(Brief): Copy the records below exactly, but leave out any picture they contain.

(Data for this task):
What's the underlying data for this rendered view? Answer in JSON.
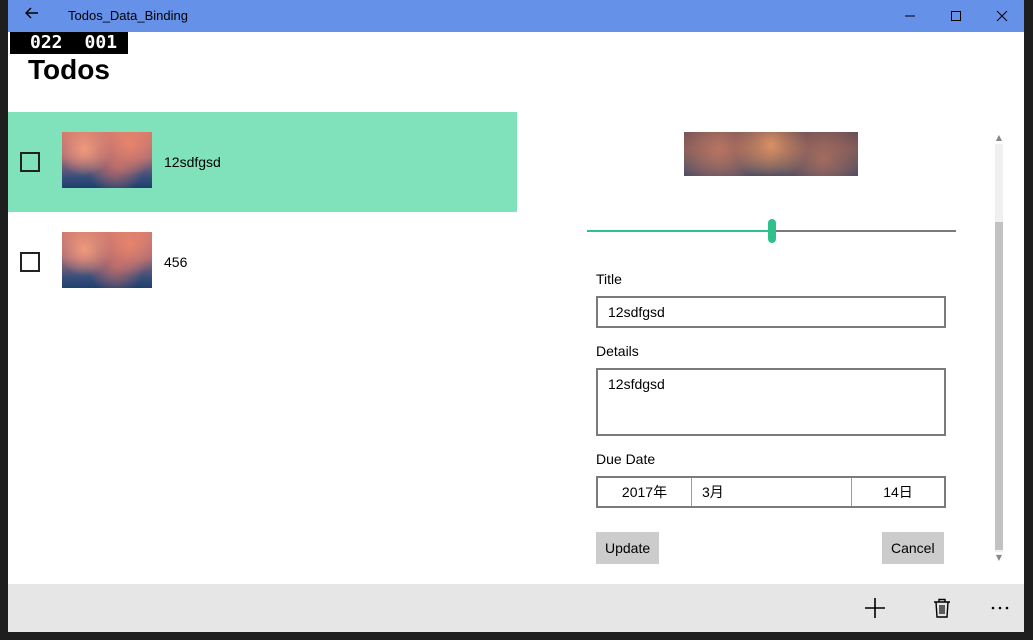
{
  "window": {
    "title": "Todos_Data_Binding",
    "titlebar_color": "#6591e8"
  },
  "frame_counter": {
    "left": "022",
    "right": "001"
  },
  "page": {
    "title": "Todos"
  },
  "todos": [
    {
      "label": "12sdfgsd",
      "checked": false,
      "selected": true
    },
    {
      "label": "456",
      "checked": false,
      "selected": false
    }
  ],
  "detail": {
    "slider_value": 0.5,
    "title_label": "Title",
    "title_value": "12sdfgsd",
    "details_label": "Details",
    "details_value": "12sfdgsd",
    "due_label": "Due Date",
    "due_year": "2017年",
    "due_month": "3月",
    "due_day": "14日",
    "update_button": "Update",
    "cancel_button": "Cancel"
  },
  "appbar": {
    "icons": [
      "add-icon",
      "delete-icon",
      "more-icon"
    ]
  },
  "colors": {
    "selected_row": "#80e2bb",
    "accent": "#2fc08c",
    "button": "#cccccc"
  }
}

(Finished task):
What's the underlying data for this rendered view? Answer in JSON.
{
  "window": {
    "title": "Todos_Data_Binding",
    "titlebar_color": "#6591e8"
  },
  "frame_counter": {
    "left": "022",
    "right": "001"
  },
  "page": {
    "title": "Todos"
  },
  "todos": [
    {
      "label": "12sdfgsd",
      "checked": false,
      "selected": true
    },
    {
      "label": "456",
      "checked": false,
      "selected": false
    }
  ],
  "detail": {
    "slider_value": 0.5,
    "title_label": "Title",
    "title_value": "12sdfgsd",
    "details_label": "Details",
    "details_value": "12sfdgsd",
    "due_label": "Due Date",
    "due_year": "2017年",
    "due_month": "3月",
    "due_day": "14日",
    "update_button": "Update",
    "cancel_button": "Cancel"
  },
  "appbar": {
    "icons": [
      "add-icon",
      "delete-icon",
      "more-icon"
    ]
  },
  "colors": {
    "selected_row": "#80e2bb",
    "accent": "#2fc08c",
    "button": "#cccccc"
  }
}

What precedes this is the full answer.